◆ **Exercise aim**: Filter the listing below for "JSON" and report every line that has it.

◆ **Exercise material**:

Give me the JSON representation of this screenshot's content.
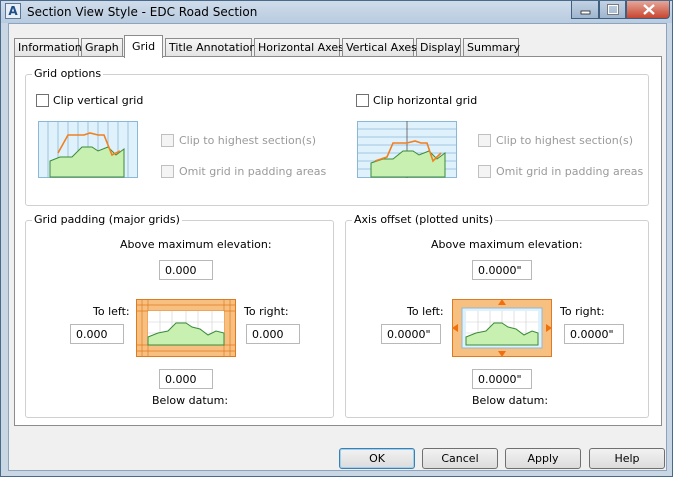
{
  "window": {
    "title": "Section View Style - EDC Road Section",
    "app_icon": "A"
  },
  "tabs": [
    {
      "label": "Information"
    },
    {
      "label": "Graph"
    },
    {
      "label": "Grid"
    },
    {
      "label": "Title Annotation"
    },
    {
      "label": "Horizontal Axes"
    },
    {
      "label": "Vertical Axes"
    },
    {
      "label": "Display"
    },
    {
      "label": "Summary"
    }
  ],
  "active_tab": "Grid",
  "grid_options": {
    "label": "Grid options",
    "clip_vertical": {
      "label": "Clip vertical grid",
      "checked": false
    },
    "clip_horizontal": {
      "label": "Clip horizontal grid",
      "checked": false
    },
    "left_sub": {
      "clip_highest": "Clip to highest section(s)",
      "omit_padding": "Omit grid in padding areas"
    },
    "right_sub": {
      "clip_highest": "Clip to highest section(s)",
      "omit_padding": "Omit grid in padding areas"
    }
  },
  "grid_padding": {
    "label": "Grid padding (major grids)",
    "above_label": "Above maximum elevation:",
    "above_value": "0.000",
    "left_label": "To left:",
    "left_value": "0.000",
    "right_label": "To right:",
    "right_value": "0.000",
    "below_label": "Below datum:",
    "below_value": "0.000"
  },
  "axis_offset": {
    "label": "Axis offset (plotted units)",
    "above_label": "Above maximum elevation:",
    "above_value": "0.0000\"",
    "left_label": "To left:",
    "left_value": "0.0000\"",
    "right_label": "To right:",
    "right_value": "0.0000\"",
    "below_label": "Below datum:",
    "below_value": "0.0000\""
  },
  "buttons": {
    "ok": "OK",
    "cancel": "Cancel",
    "apply": "Apply",
    "help": "Help"
  },
  "colors": {
    "grid_fill": "#cce8f8",
    "ground_fill": "#c8f0b0",
    "profile_line": "#f08020",
    "padding_fill": "#f8c080"
  }
}
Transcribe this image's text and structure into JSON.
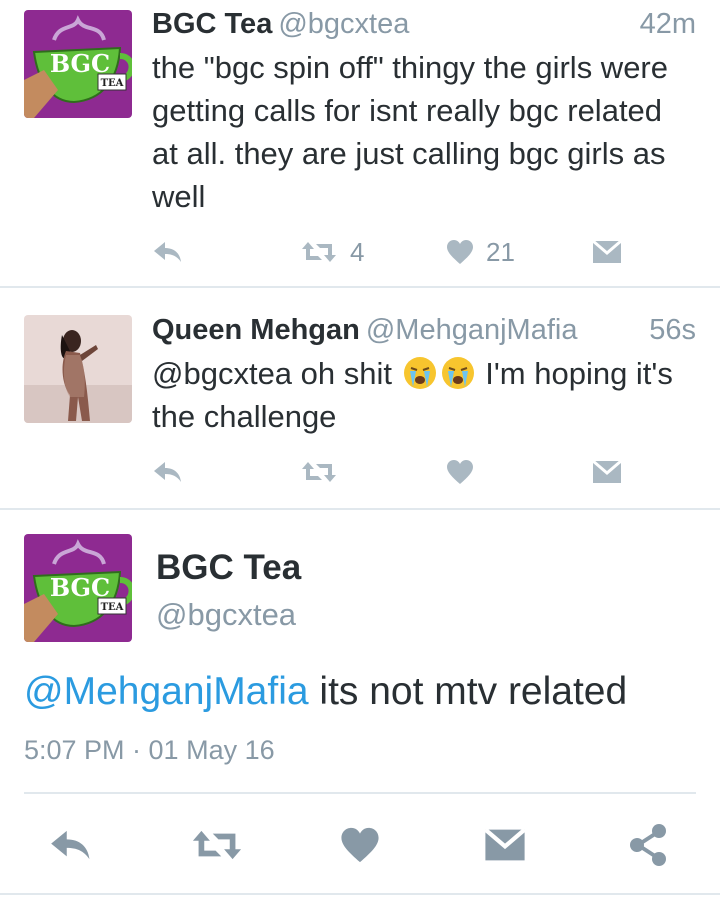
{
  "tweets": [
    {
      "name": "BGC Tea",
      "handle": "@bgcxtea",
      "time": "42m",
      "text": "the \"bgc spin off\" thingy the girls were getting calls for isnt really bgc related at all. they are just calling bgc girls as well",
      "retweets": "4",
      "likes": "21"
    },
    {
      "name": "Queen Mehgan",
      "handle": "@MehganjMafia",
      "time": "56s",
      "text_before": "@bgcxtea oh shit",
      "text_after": "I'm hoping it's the challenge",
      "emoji": [
        "loudly-crying-face",
        "loudly-crying-face"
      ]
    }
  ],
  "focused": {
    "name": "BGC Tea",
    "handle": "@bgcxtea",
    "mention": "@MehganjMafia",
    "text": " its not mtv related",
    "timestamp": "5:07 PM · 01 May 16"
  },
  "icons": [
    "reply-icon",
    "retweet-icon",
    "like-icon",
    "direct-message-icon",
    "share-icon"
  ],
  "colors": {
    "link": "#2b9be0",
    "secondary": "#8899a6",
    "icon_light": "#aab8c2",
    "divider": "#e1e8ed",
    "bgc_purple": "#8e2a91",
    "bgc_green": "#5fbf3a"
  }
}
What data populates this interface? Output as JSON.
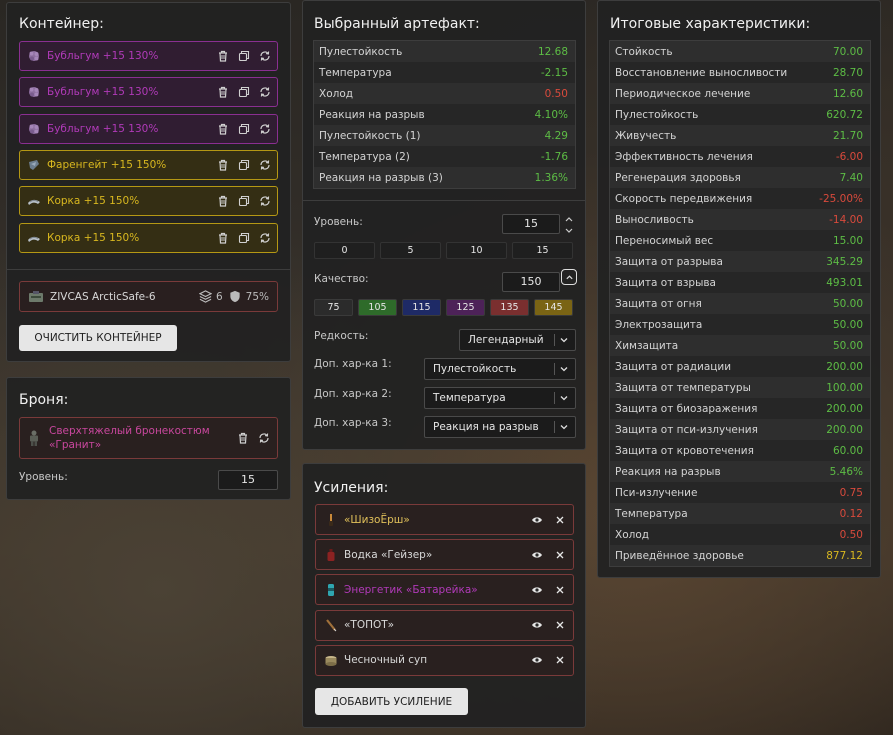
{
  "container": {
    "title": "Контейнер:",
    "items": [
      {
        "label": "Бубльгум +15 130%",
        "icon": "bubblegum-artifact-icon"
      },
      {
        "label": "Бубльгум +15 130%",
        "icon": "bubblegum-artifact-icon"
      },
      {
        "label": "Бубльгум +15 130%",
        "icon": "bubblegum-artifact-icon"
      },
      {
        "label": "Фаренгейт +15 150%",
        "icon": "fahrenheit-artifact-icon"
      },
      {
        "label": "Корка +15 150%",
        "icon": "crust-artifact-icon"
      },
      {
        "label": "Корка +15 150%",
        "icon": "crust-artifact-icon"
      }
    ],
    "case": {
      "label": "ZIVCAS ArcticSafe-6",
      "slots": "6",
      "protection": "75%"
    },
    "clear_button": "ОЧИСТИТЬ КОНТЕЙНЕР"
  },
  "armor": {
    "title": "Броня:",
    "item_label": "Сверхтяжелый бронекостюм «Гранит»",
    "level_label": "Уровень:",
    "level_value": "15"
  },
  "artifact": {
    "title": "Выбранный артефакт:",
    "stats": [
      {
        "name": "Пулестойкость",
        "value": "12.68",
        "color": "green"
      },
      {
        "name": "Температура",
        "value": "-2.15",
        "color": "green"
      },
      {
        "name": "Холод",
        "value": "0.50",
        "color": "red"
      },
      {
        "name": "Реакция на разрыв",
        "value": "4.10%",
        "color": "green"
      },
      {
        "name": "Пулестойкость (1)",
        "value": "4.29",
        "color": "green"
      },
      {
        "name": "Температура (2)",
        "value": "-1.76",
        "color": "green"
      },
      {
        "name": "Реакция на разрыв (3)",
        "value": "1.36%",
        "color": "green"
      }
    ],
    "level_label": "Уровень:",
    "level_value": "15",
    "level_presets": [
      "0",
      "5",
      "10",
      "15"
    ],
    "quality_label": "Качество:",
    "quality_value": "150",
    "quality_presets": [
      {
        "label": "75",
        "color": "#2b2b2b"
      },
      {
        "label": "105",
        "color": "#2e6b2a"
      },
      {
        "label": "115",
        "color": "#1e2a66"
      },
      {
        "label": "125",
        "color": "#4d2258"
      },
      {
        "label": "135",
        "color": "#7a2f2f"
      },
      {
        "label": "145",
        "color": "#7a6414"
      }
    ],
    "rarity_label": "Редкость:",
    "rarity_value": "Легендарный",
    "extra1_label": "Доп. хар-ка 1:",
    "extra1_value": "Пулестойкость",
    "extra2_label": "Доп. хар-ка 2:",
    "extra2_value": "Температура",
    "extra3_label": "Доп. хар-ка 3:",
    "extra3_value": "Реакция на разрыв"
  },
  "boosts": {
    "title": "Усиления:",
    "items": [
      {
        "label": "«ШизоЁрш»",
        "color": "#e0c05a",
        "icon": "brush-icon"
      },
      {
        "label": "Водка «Гейзер»",
        "color": "#d8d8d8",
        "icon": "bottle-icon"
      },
      {
        "label": "Энергетик «Батарейка»",
        "color": "#b13ab9",
        "icon": "energy-drink-icon"
      },
      {
        "label": "«ТОПОТ»",
        "color": "#d8d8d8",
        "icon": "syringe-icon"
      },
      {
        "label": "Чесночный суп",
        "color": "#d8d8d8",
        "icon": "soup-can-icon"
      }
    ],
    "add_button": "ДОБАВИТЬ УСИЛЕНИЕ"
  },
  "totals": {
    "title": "Итоговые характеристики:",
    "stats": [
      {
        "name": "Стойкость",
        "value": "70.00",
        "color": "green"
      },
      {
        "name": "Восстановление выносливости",
        "value": "28.70",
        "color": "green"
      },
      {
        "name": "Периодическое лечение",
        "value": "12.60",
        "color": "green"
      },
      {
        "name": "Пулестойкость",
        "value": "620.72",
        "color": "green"
      },
      {
        "name": "Живучесть",
        "value": "21.70",
        "color": "green"
      },
      {
        "name": "Эффективность лечения",
        "value": "-6.00",
        "color": "red"
      },
      {
        "name": "Регенерация здоровья",
        "value": "7.40",
        "color": "green"
      },
      {
        "name": "Скорость передвижения",
        "value": "-25.00%",
        "color": "red"
      },
      {
        "name": "Выносливость",
        "value": "-14.00",
        "color": "red"
      },
      {
        "name": "Переносимый вес",
        "value": "15.00",
        "color": "green"
      },
      {
        "name": "Защита от разрыва",
        "value": "345.29",
        "color": "green"
      },
      {
        "name": "Защита от взрыва",
        "value": "493.01",
        "color": "green"
      },
      {
        "name": "Защита от огня",
        "value": "50.00",
        "color": "green"
      },
      {
        "name": "Электрозащита",
        "value": "50.00",
        "color": "green"
      },
      {
        "name": "Химзащита",
        "value": "50.00",
        "color": "green"
      },
      {
        "name": "Защита от радиации",
        "value": "200.00",
        "color": "green"
      },
      {
        "name": "Защита от температуры",
        "value": "100.00",
        "color": "green"
      },
      {
        "name": "Защита от биозаражения",
        "value": "200.00",
        "color": "green"
      },
      {
        "name": "Защита от пси-излучения",
        "value": "200.00",
        "color": "green"
      },
      {
        "name": "Защита от кровотечения",
        "value": "60.00",
        "color": "green"
      },
      {
        "name": "Реакция на разрыв",
        "value": "5.46%",
        "color": "green"
      },
      {
        "name": "Пси-излучение",
        "value": "0.75",
        "color": "red"
      },
      {
        "name": "Температура",
        "value": "0.12",
        "color": "red"
      },
      {
        "name": "Холод",
        "value": "0.50",
        "color": "red"
      },
      {
        "name": "Приведённое здоровье",
        "value": "877.12",
        "color": "yellow"
      }
    ]
  }
}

◆ **Solution**:
Give me the JSON representation of this screenshot's content.
Transcribe this image's text and structure into JSON.
What data populates this interface? Output as JSON.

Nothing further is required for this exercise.